Entries from a dataset of interfaces
+++

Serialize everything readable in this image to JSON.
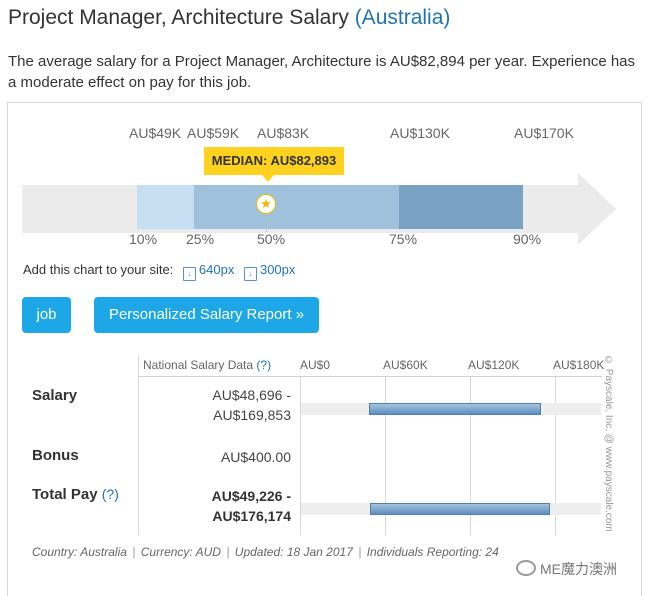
{
  "header": {
    "title": "Project Manager, Architecture Salary",
    "region": "(Australia)",
    "summary": "The average salary for a Project Manager, Architecture is AU$82,894 per year. Experience has a moderate effect on pay for this job."
  },
  "range_chart": {
    "top_labels": [
      "AU$49K",
      "AU$59K",
      "AU$83K",
      "AU$130K",
      "AU$170K"
    ],
    "percentiles": [
      "10%",
      "25%",
      "50%",
      "75%",
      "90%"
    ],
    "median_label": "MEDIAN: AU$82,893",
    "colors": {
      "p10_25": "#c7dff0",
      "p25_75": "#9fc1dc",
      "p75_90": "#7aa2c4",
      "arrow": "#ebebeb",
      "median": "#ffd21f"
    }
  },
  "add_chart": {
    "label": "Add this chart to your site:",
    "link_640": "640px",
    "link_300": "300px"
  },
  "buttons": {
    "job": "job",
    "report": "Personalized Salary Report »"
  },
  "table": {
    "header_label": "National Salary Data",
    "header_q": "(?)",
    "axis_labels": [
      "AU$0",
      "AU$60K",
      "AU$120K",
      "AU$180K"
    ],
    "rows": [
      {
        "label": "Salary",
        "q": "",
        "value_line1": "AU$48,696 -",
        "value_line2": "AU$169,853",
        "min": 48696,
        "max": 169853
      },
      {
        "label": "Bonus",
        "q": "",
        "value_line1": "AU$400.00",
        "value_line2": ""
      },
      {
        "label": "Total Pay",
        "q": "(?)",
        "value_line1": "AU$49,226 -",
        "value_line2": "AU$176,174",
        "min": 49226,
        "max": 176174
      }
    ],
    "axis_max": 180000
  },
  "footer": {
    "country": "Country: Australia",
    "currency": "Currency: AUD",
    "updated": "Updated: 18 Jan 2017",
    "reporting": "Individuals Reporting: 24"
  },
  "copyright": "© Payscale, Inc. @ www.payscale.com",
  "watermark": "ME魔力澳洲"
}
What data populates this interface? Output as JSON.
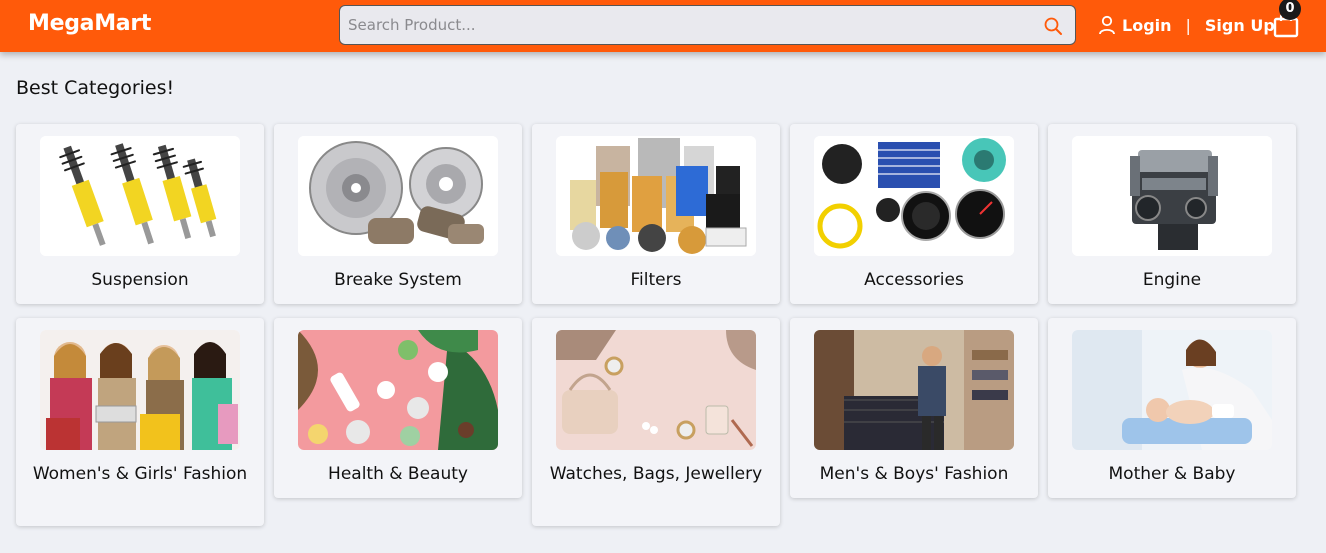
{
  "header": {
    "brand": "MegaMart",
    "search_placeholder": "Search Product...",
    "login_label": "Login",
    "separator": "|",
    "signup_label": "Sign Up",
    "cart_count": "0",
    "accent_color": "#ff5a0a"
  },
  "section": {
    "title": "Best Categories!"
  },
  "categories": [
    {
      "label": "Suspension",
      "icon": "suspension-image"
    },
    {
      "label": "Breake System",
      "icon": "brake-system-image"
    },
    {
      "label": "Filters",
      "icon": "filters-image"
    },
    {
      "label": "Accessories",
      "icon": "accessories-image"
    },
    {
      "label": "Engine",
      "icon": "engine-image"
    },
    {
      "label": "Women's & Girls' Fashion",
      "icon": "womens-fashion-image"
    },
    {
      "label": "Health & Beauty",
      "icon": "health-beauty-image"
    },
    {
      "label": "Watches, Bags, Jewellery",
      "icon": "watches-bags-image"
    },
    {
      "label": "Men's & Boys' Fashion",
      "icon": "mens-fashion-image"
    },
    {
      "label": "Mother & Baby",
      "icon": "mother-baby-image"
    }
  ]
}
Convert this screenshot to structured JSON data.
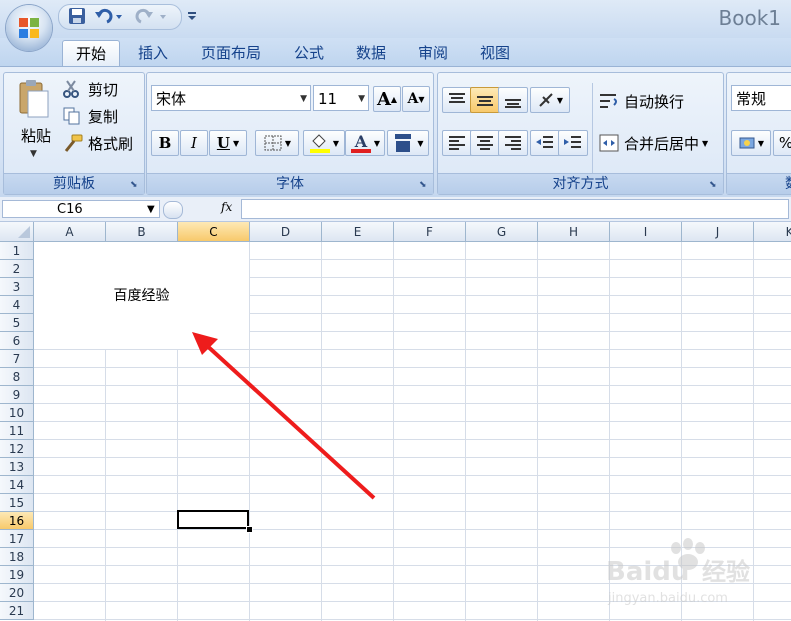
{
  "window": {
    "title": "Book1"
  },
  "tabs": [
    {
      "label": "开始",
      "active": true
    },
    {
      "label": "插入"
    },
    {
      "label": "页面布局"
    },
    {
      "label": "公式"
    },
    {
      "label": "数据"
    },
    {
      "label": "审阅"
    },
    {
      "label": "视图"
    }
  ],
  "clipboard": {
    "group_label": "剪贴板",
    "paste_label": "粘贴",
    "cut_label": "剪切",
    "copy_label": "复制",
    "format_painter_label": "格式刷"
  },
  "font": {
    "group_label": "字体",
    "font_name": "宋体",
    "font_size": "11",
    "bold": "B",
    "italic": "I",
    "underline": "U",
    "grow": "A",
    "shrink": "A"
  },
  "alignment": {
    "group_label": "对齐方式",
    "wrap_text_label": "自动换行",
    "merge_center_label": "合并后居中"
  },
  "number": {
    "format": "常规",
    "percent": "%",
    "group_label_partial": "数"
  },
  "formula_bar": {
    "name_box": "C16",
    "fx": "fx",
    "formula": ""
  },
  "grid": {
    "columns": [
      "A",
      "B",
      "C",
      "D",
      "E",
      "F",
      "G",
      "H",
      "I",
      "J",
      "K"
    ],
    "rows": [
      "1",
      "2",
      "3",
      "4",
      "5",
      "6",
      "7",
      "8",
      "9",
      "10",
      "11",
      "12",
      "13",
      "14",
      "15",
      "16",
      "17",
      "18",
      "19",
      "20",
      "21"
    ],
    "selected_column": "C",
    "selected_row": "16",
    "merged_cell_text": "百度经验"
  },
  "colors": {
    "accent": "#15428b",
    "highlight": "#f8c96b",
    "arrow": "#ee1c1c",
    "font_color_bar": "#e02020",
    "fill_color_bar": "#ffff00"
  },
  "watermark": {
    "brand": "Baidu",
    "brand_cn": "经验",
    "url": "jingyan.baidu.com"
  }
}
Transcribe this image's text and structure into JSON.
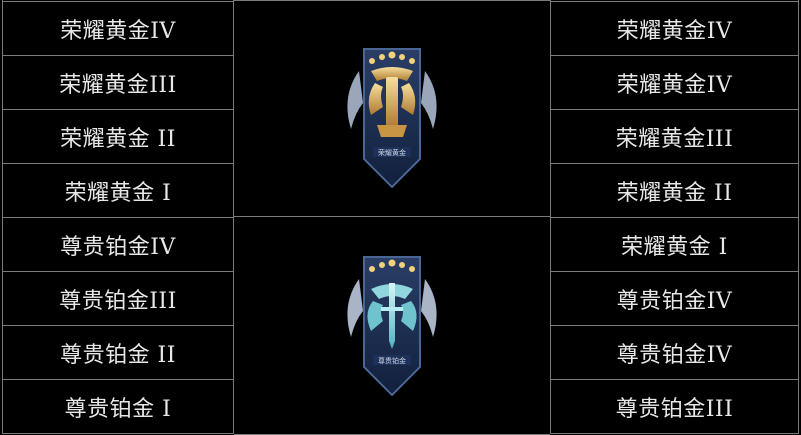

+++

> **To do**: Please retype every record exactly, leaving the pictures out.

> **Result of the task**:
Serialize everything readable in this image to JSON.
{
  "header": {
    "title": "Project Manager, Architecture Salary",
    "region": "(Australia)",
    "summary": "The average salary for a Project Manager, Architecture is AU$82,894 per year. Experience has a moderate effect on pay for this job."
  },
  "range_chart": {
    "top_labels": [
      "AU$49K",
      "AU$59K",
      "AU$83K",
      "AU$130K",
      "AU$170K"
    ],
    "percentiles": [
      "10%",
      "25%",
      "50%",
      "75%",
      "90%"
    ],
    "median_label": "MEDIAN: AU$82,893",
    "colors": {
      "p10_25": "#c7dff0",
      "p25_75": "#9fc1dc",
      "p75_90": "#7aa2c4",
      "arrow": "#ebebeb",
      "median": "#ffd21f"
    }
  },
  "add_chart": {
    "label": "Add this chart to your site:",
    "link_640": "640px",
    "link_300": "300px"
  },
  "buttons": {
    "job": "job",
    "report": "Personalized Salary Report »"
  },
  "table": {
    "header_label": "National Salary Data",
    "header_q": "(?)",
    "axis_labels": [
      "AU$0",
      "AU$60K",
      "AU$120K",
      "AU$180K"
    ],
    "rows": [
      {
        "label": "Salary",
        "q": "",
        "value_line1": "AU$48,696 -",
        "value_line2": "AU$169,853",
        "min": 48696,
        "max": 169853
      },
      {
        "label": "Bonus",
        "q": "",
        "value_line1": "AU$400.00",
        "value_line2": ""
      },
      {
        "label": "Total Pay",
        "q": "(?)",
        "value_line1": "AU$49,226 -",
        "value_line2": "AU$176,174",
        "min": 49226,
        "max": 176174
      }
    ],
    "axis_max": 180000
  },
  "footer": {
    "country": "Country: Australia",
    "currency": "Currency: AUD",
    "updated": "Updated: 18 Jan 2017",
    "reporting": "Individuals Reporting: 24"
  },
  "copyright": "© Payscale, Inc. @ www.payscale.com",
  "watermark": "ME魔力澳洲"
}
What data populates this interface? Output as JSON.
{
  "header": {
    "brand": "MegaMart",
    "search_placeholder": "Search Product...",
    "login_label": "Login",
    "separator": "|",
    "signup_label": "Sign Up",
    "cart_count": "0",
    "accent_color": "#ff5a0a"
  },
  "section": {
    "title": "Best Categories!"
  },
  "categories": [
    {
      "label": "Suspension",
      "icon": "suspension-image"
    },
    {
      "label": "Breake System",
      "icon": "brake-system-image"
    },
    {
      "label": "Filters",
      "icon": "filters-image"
    },
    {
      "label": "Accessories",
      "icon": "accessories-image"
    },
    {
      "label": "Engine",
      "icon": "engine-image"
    },
    {
      "label": "Women's & Girls' Fashion",
      "icon": "womens-fashion-image"
    },
    {
      "label": "Health & Beauty",
      "icon": "health-beauty-image"
    },
    {
      "label": "Watches, Bags, Jewellery",
      "icon": "watches-bags-image"
    },
    {
      "label": "Men's & Boys' Fashion",
      "icon": "mens-fashion-image"
    },
    {
      "label": "Mother & Baby",
      "icon": "mother-baby-image"
    }
  ]
}
Convert this screenshot to structured JSON data.
{
  "window": {
    "title": "Book1"
  },
  "tabs": [
    {
      "label": "开始",
      "active": true
    },
    {
      "label": "插入"
    },
    {
      "label": "页面布局"
    },
    {
      "label": "公式"
    },
    {
      "label": "数据"
    },
    {
      "label": "审阅"
    },
    {
      "label": "视图"
    }
  ],
  "clipboard": {
    "group_label": "剪贴板",
    "paste_label": "粘贴",
    "cut_label": "剪切",
    "copy_label": "复制",
    "format_painter_label": "格式刷"
  },
  "font": {
    "group_label": "字体",
    "font_name": "宋体",
    "font_size": "11",
    "bold": "B",
    "italic": "I",
    "underline": "U",
    "grow": "A",
    "shrink": "A"
  },
  "alignment": {
    "group_label": "对齐方式",
    "wrap_text_label": "自动换行",
    "merge_center_label": "合并后居中"
  },
  "number": {
    "format": "常规",
    "percent": "%",
    "group_label_partial": "数"
  },
  "formula_bar": {
    "name_box": "C16",
    "fx": "fx",
    "formula": ""
  },
  "grid": {
    "columns": [
      "A",
      "B",
      "C",
      "D",
      "E",
      "F",
      "G",
      "H",
      "I",
      "J",
      "K"
    ],
    "rows": [
      "1",
      "2",
      "3",
      "4",
      "5",
      "6",
      "7",
      "8",
      "9",
      "10",
      "11",
      "12",
      "13",
      "14",
      "15",
      "16",
      "17",
      "18",
      "19",
      "20",
      "21"
    ],
    "selected_column": "C",
    "selected_row": "16",
    "merged_cell_text": "百度经验"
  },
  "colors": {
    "accent": "#15428b",
    "highlight": "#f8c96b",
    "arrow": "#ee1c1c",
    "font_color_bar": "#e02020",
    "fill_color_bar": "#ffff00"
  },
  "watermark": {
    "brand": "Baidu",
    "brand_cn": "经验",
    "url": "jingyan.baidu.com"
  }
}
Transcribe this image's text and structure into JSON.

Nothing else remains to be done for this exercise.